Opting for a career as a mobile advertising guru has always been a little bit of a gamble. Actually, we're being generous here. The casualty rate in this sector has been rather tragic.
This is a business that has had considerably more false starts than Usain Bolt. (Sorry: our first and absolutely last Olympic gag.) We've had the SMS text messaging revolution - the one that promised to change the marketing world utterly. And then we've had the "this is the year of mobile; oh no it's not; oh yes it is" carousel. Apparently, it finally is.
We also, at one point, experienced a wacky commercial world of mobile awash with Crazy Frog ringtones and gambling scams. Then we had all sorts of people, before the launch of 3G, predicting with absolute certainty that mobile was on the verge of changing TV viewing habits utterly.
And, of course, each passing wave has seen its particular generation of evangelists come and go. Only those with incredible staying power or immaculate timing could ever hope to make it to the promised land.
So, meet someone who has been gifted with a bit of both. Earlier this month, Alex Newman was promoted, with immediate effect, from the position of head of mobile at OMD UK to become the head of mobile at OMD International and Omnicom Media Group EMEA. He will report directly to Jenny Zirinsky, the managing partner at OMD International.
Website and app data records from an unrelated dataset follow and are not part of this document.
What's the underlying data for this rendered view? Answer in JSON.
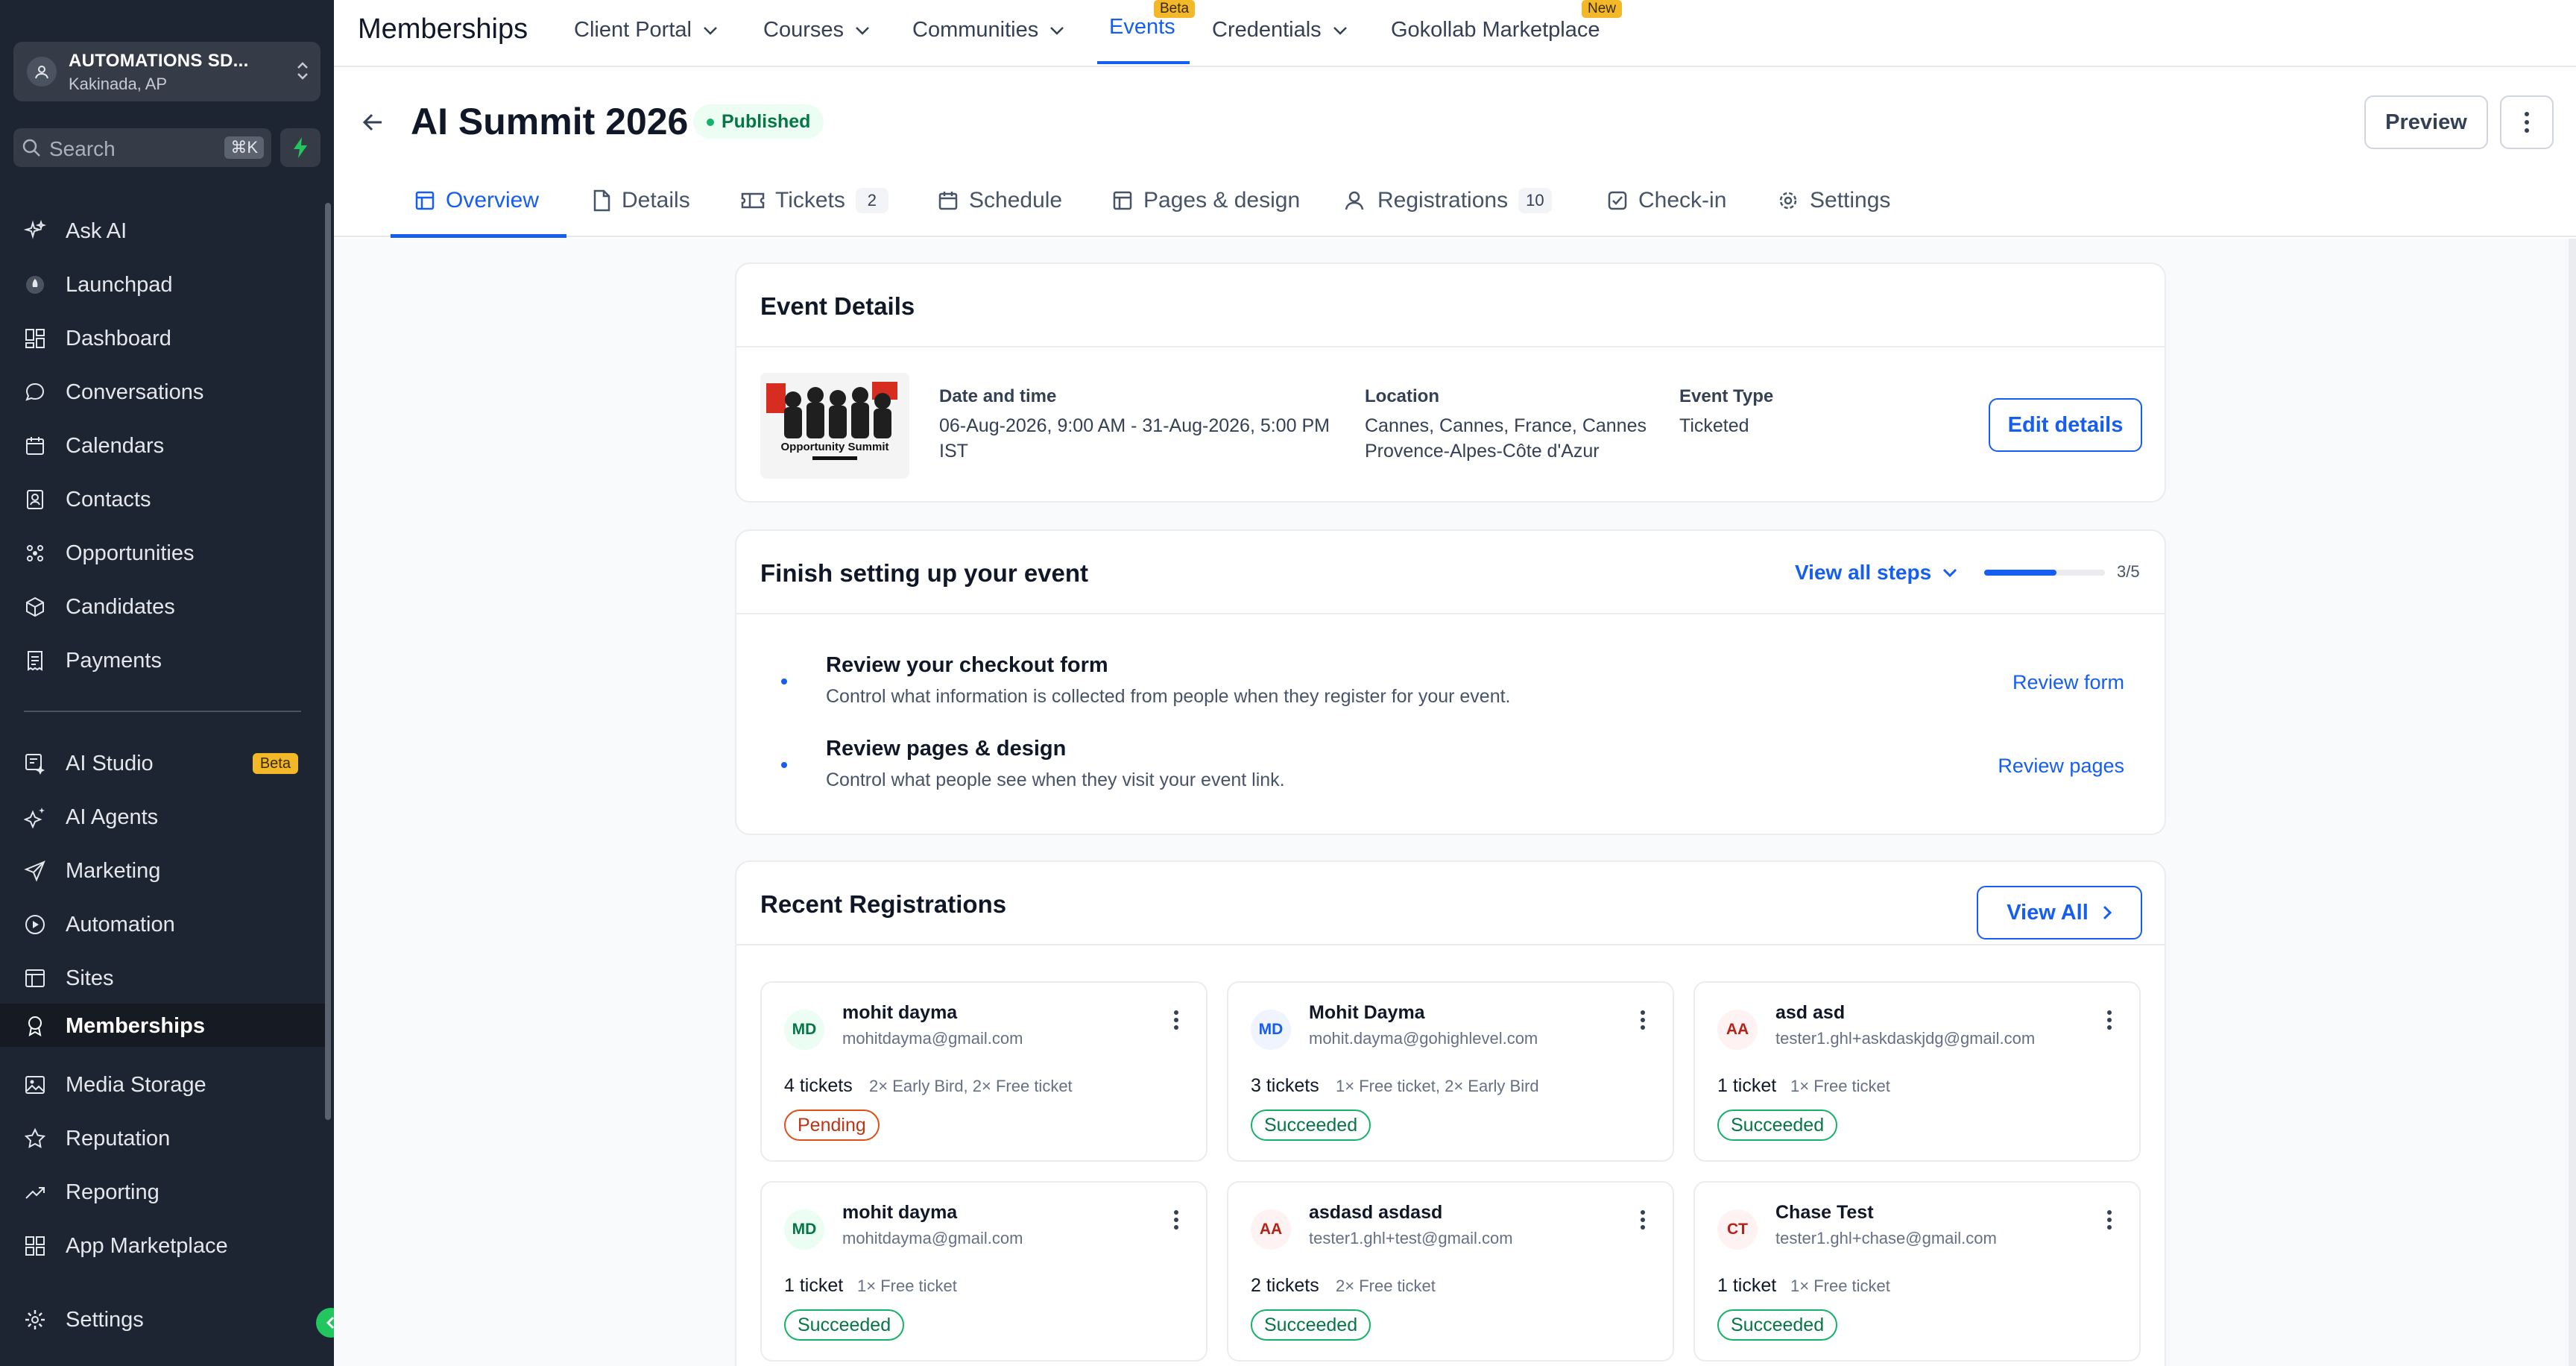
{
  "sidebar": {
    "account": {
      "name": "AUTOMATIONS SD...",
      "location": "Kakinada, AP"
    },
    "search": {
      "placeholder": "Search",
      "shortcut": "⌘K"
    },
    "items": [
      {
        "label": "Ask AI",
        "icon": "sparkles-icon"
      },
      {
        "label": "Launchpad",
        "icon": "rocket-icon"
      },
      {
        "label": "Dashboard",
        "icon": "dashboard-icon"
      },
      {
        "label": "Conversations",
        "icon": "chat-icon"
      },
      {
        "label": "Calendars",
        "icon": "calendar-icon"
      },
      {
        "label": "Contacts",
        "icon": "contacts-icon"
      },
      {
        "label": "Opportunities",
        "icon": "opportunities-icon"
      },
      {
        "label": "Candidates",
        "icon": "cube-icon"
      },
      {
        "label": "Payments",
        "icon": "receipt-icon"
      },
      {
        "label": "AI Studio",
        "icon": "ai-studio-icon",
        "badge": "Beta"
      },
      {
        "label": "AI Agents",
        "icon": "ai-agents-icon"
      },
      {
        "label": "Marketing",
        "icon": "send-icon"
      },
      {
        "label": "Automation",
        "icon": "automation-icon"
      },
      {
        "label": "Sites",
        "icon": "sites-icon"
      },
      {
        "label": "Memberships",
        "icon": "award-icon",
        "active": true
      },
      {
        "label": "Media Storage",
        "icon": "image-icon"
      },
      {
        "label": "Reputation",
        "icon": "star-icon"
      },
      {
        "label": "Reporting",
        "icon": "trend-icon"
      },
      {
        "label": "App Marketplace",
        "icon": "grid-icon"
      },
      {
        "label": "Settings",
        "icon": "gear-icon"
      }
    ]
  },
  "topnav": {
    "brand": "Memberships",
    "items": [
      {
        "label": "Client Portal",
        "dropdown": true
      },
      {
        "label": "Courses",
        "dropdown": true
      },
      {
        "label": "Communities",
        "dropdown": true
      },
      {
        "label": "Events",
        "badge": "Beta",
        "active": true
      },
      {
        "label": "Credentials",
        "dropdown": true
      },
      {
        "label": "Gokollab Marketplace",
        "badge": "New"
      }
    ]
  },
  "header": {
    "title": "AI Summit 2026",
    "status": "Published",
    "preview": "Preview"
  },
  "tabs": [
    {
      "label": "Overview",
      "active": true,
      "icon": "layout-icon"
    },
    {
      "label": "Details",
      "icon": "file-icon"
    },
    {
      "label": "Tickets",
      "count": "2",
      "icon": "ticket-icon"
    },
    {
      "label": "Schedule",
      "icon": "calendar-icon"
    },
    {
      "label": "Pages & design",
      "icon": "pages-icon"
    },
    {
      "label": "Registrations",
      "count": "10",
      "icon": "users-icon"
    },
    {
      "label": "Check-in",
      "icon": "checkbox-icon"
    },
    {
      "label": "Settings",
      "icon": "gear-icon"
    }
  ],
  "event_details": {
    "title": "Event Details",
    "thumb_caption": "Opportunity Summit",
    "date_label": "Date and time",
    "date_value": "06-Aug-2026, 9:00 AM - 31-Aug-2026, 5:00 PM IST",
    "location_label": "Location",
    "location_value": "Cannes, Cannes, France, Cannes Provence-Alpes-Côte d'Azur",
    "type_label": "Event Type",
    "type_value": "Ticketed",
    "edit": "Edit details"
  },
  "setup": {
    "title": "Finish setting up your event",
    "view_all": "View all steps",
    "progress_text": "3/5",
    "progress_fraction": 0.6,
    "steps": [
      {
        "title": "Review your checkout form",
        "desc": "Control what information is collected from people when they register for your event.",
        "action": "Review form"
      },
      {
        "title": "Review pages & design",
        "desc": "Control what people see when they visit your event link.",
        "action": "Review pages"
      }
    ]
  },
  "registrations": {
    "title": "Recent Registrations",
    "view_all": "View All",
    "items": [
      {
        "initials": "MD",
        "name": "mohit dayma",
        "email": "mohitdayma@gmail.com",
        "tickets": "4 tickets",
        "detail": "2× Early Bird, 2× Free ticket",
        "status": "Pending"
      },
      {
        "initials": "MD",
        "name": "Mohit Dayma",
        "email": "mohit.dayma@gohighlevel.com",
        "tickets": "3 tickets",
        "detail": "1× Free ticket, 2× Early Bird",
        "status": "Succeeded"
      },
      {
        "initials": "AA",
        "name": "asd asd",
        "email": "tester1.ghl+askdaskjdg@gmail.com",
        "tickets": "1 ticket",
        "detail": "1× Free ticket",
        "status": "Succeeded"
      },
      {
        "initials": "MD",
        "name": "mohit dayma",
        "email": "mohitdayma@gmail.com",
        "tickets": "1 ticket",
        "detail": "1× Free ticket",
        "status": "Succeeded"
      },
      {
        "initials": "AA",
        "name": "asdasd asdasd",
        "email": "tester1.ghl+test@gmail.com",
        "tickets": "2 tickets",
        "detail": "2× Free ticket",
        "status": "Succeeded"
      },
      {
        "initials": "CT",
        "name": "Chase Test",
        "email": "tester1.ghl+chase@gmail.com",
        "tickets": "1 ticket",
        "detail": "1× Free ticket",
        "status": "Succeeded"
      }
    ]
  },
  "colors": {
    "accent": "#155eef",
    "sidebar_bg": "#1e2532",
    "success": "#17b26a",
    "warning": "#e04f16",
    "badge_yellow": "#f2b828"
  }
}
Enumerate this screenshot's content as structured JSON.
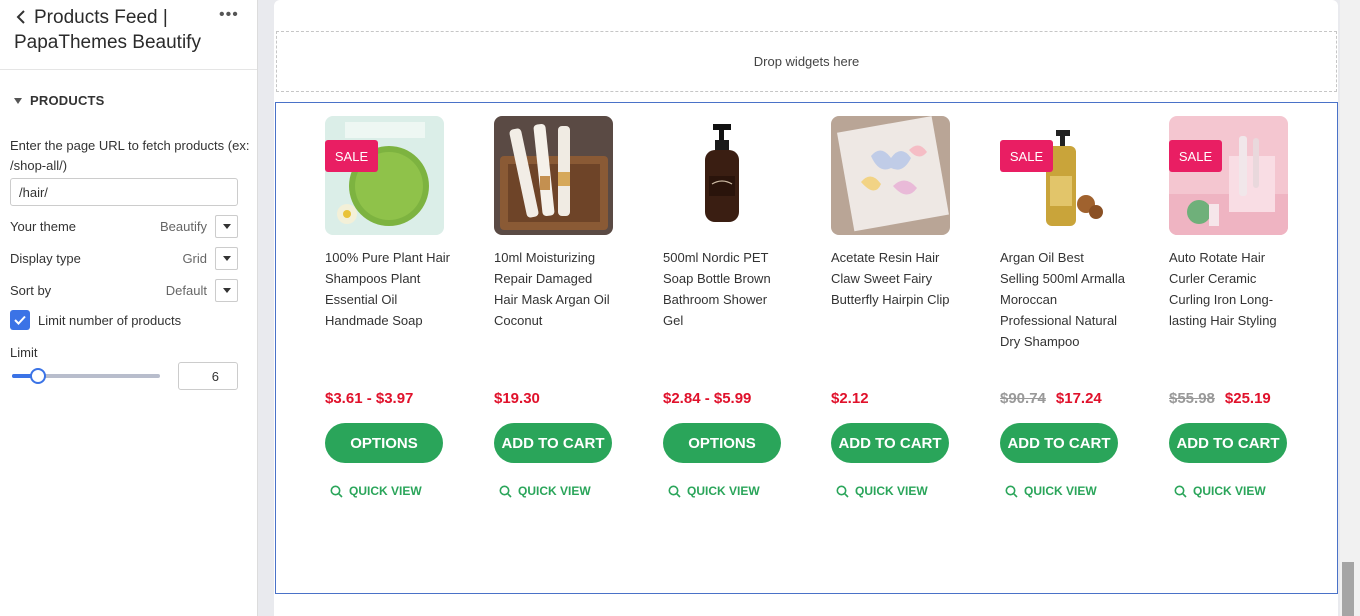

Newman's appointment is part of a big investment in mobile by OMG, which, coincidentally, lost its digital chief in Europe, Damian Blackden, to the technology company Adnologies around the same time. Replacing Newman as the head of mobile at OMD UK is the young mobile hotshot Milton Elias, who has been lured away from the same role at OMD's competitor Starcom MediaVest Group.
This heated mobile action is a sign that this is a sector of the market that we can safely begin to take seriously - especially as OMD's rivals have been making significant appointments in this area too.
And just look at the ad market growth figures. The Internet Advertising Bureau's most recent mobile report showed that the sector was worth £203 million in 2011 and industry estimates (for instance, from FirstPartner) tend to suggest that it will more than double to around £450 million for the calendar year 2012, increasing to more than £1 billion in 2015.
The toys that have transformed the mobile landscape are, undeniably, the iPhone and the iPad from Apple. "Steve Jobs changed my world," Newman says. "The head of mobile advertising job, early on, was about giving clients a vision of the future - and it wasn't easy getting blue-chip clients to consider it. But, then, people began to understand what these new devices had to offer and the rapid evolution of consumer behaviour proved that mobile offered the potential to grow further."
When Newman joined OMD in 2006, following spells at Starcom Motive and MediaCom, he was initially a television buyer. Then, in 2008, he added a bit of mobile to his job spec. Over the next couple of years, as mobile budgets hardened up into more of a reality, he was able to dispense with the TV aspect of his job title.
His new task is to talk to multinational clients at a senior level about mobile while also ensuring OMD's network agencies can plug into best practice. The trick is, he says, to ensure that mobile is increasingly integrated into wider agency functions. "It's important to tell people not to be scared," he explains. "Mobile is just the same as other media channels - it's just that the implementation is more technically demanding."
And, of course, he'll oversee specific projects - but he admits that this is the side of things that he'll miss most if his role becomes more abstract and managerial. "I like dealing with clients who have budgets and want to get things done. I like getting my hands dirty. I'd like to keep involved in that side of things," he states.
It's also rather heartening to hear that people with UK mobile experience have much to teach the wider mobile world. The hardware may emanate from the US and Asia, but Newman argues that Europe - and Britain in particular - has been an ideal market in which to develop groundbreaking mobile marketing initiatives.
Newman emphasises that the market is still very much in its infancy - and should stay alive to the dangers of overhyping itself. But he believes that the growth in user numbers almost guarantees that mobile will soon catch and supersede fixed-line internet as an advertising medium. And, actually, that could be very good news for some of our better-known media companies, particularly news organisations with a heritage in print.
The new mobile app world could, in theory, deliver the sorts of advertising and subscription revenues that haven't been available in fixed line to date. So, for many in the marketplace, the 64-megabyte question is whether Newman and his ilk are about to ride to their rescue.
While he's perfectly willing to talk an upbeat game, Newman is also cautious. "It's going to be very difficult, especially over the short term," he concludes. "But there is cause for optimism too."
Lives: Golders Green, London
Family: Married with expectant wife (no kids yet)
Interests outside work: Golf, rally cars
Favourite device: Samsung Galaxy Nexus phone
Must-have music: The Strokes, Orbital
Desert island luxury: Obviously my smartphone
Motto: If it's good enough for Mary Meeker, it's good enough for me!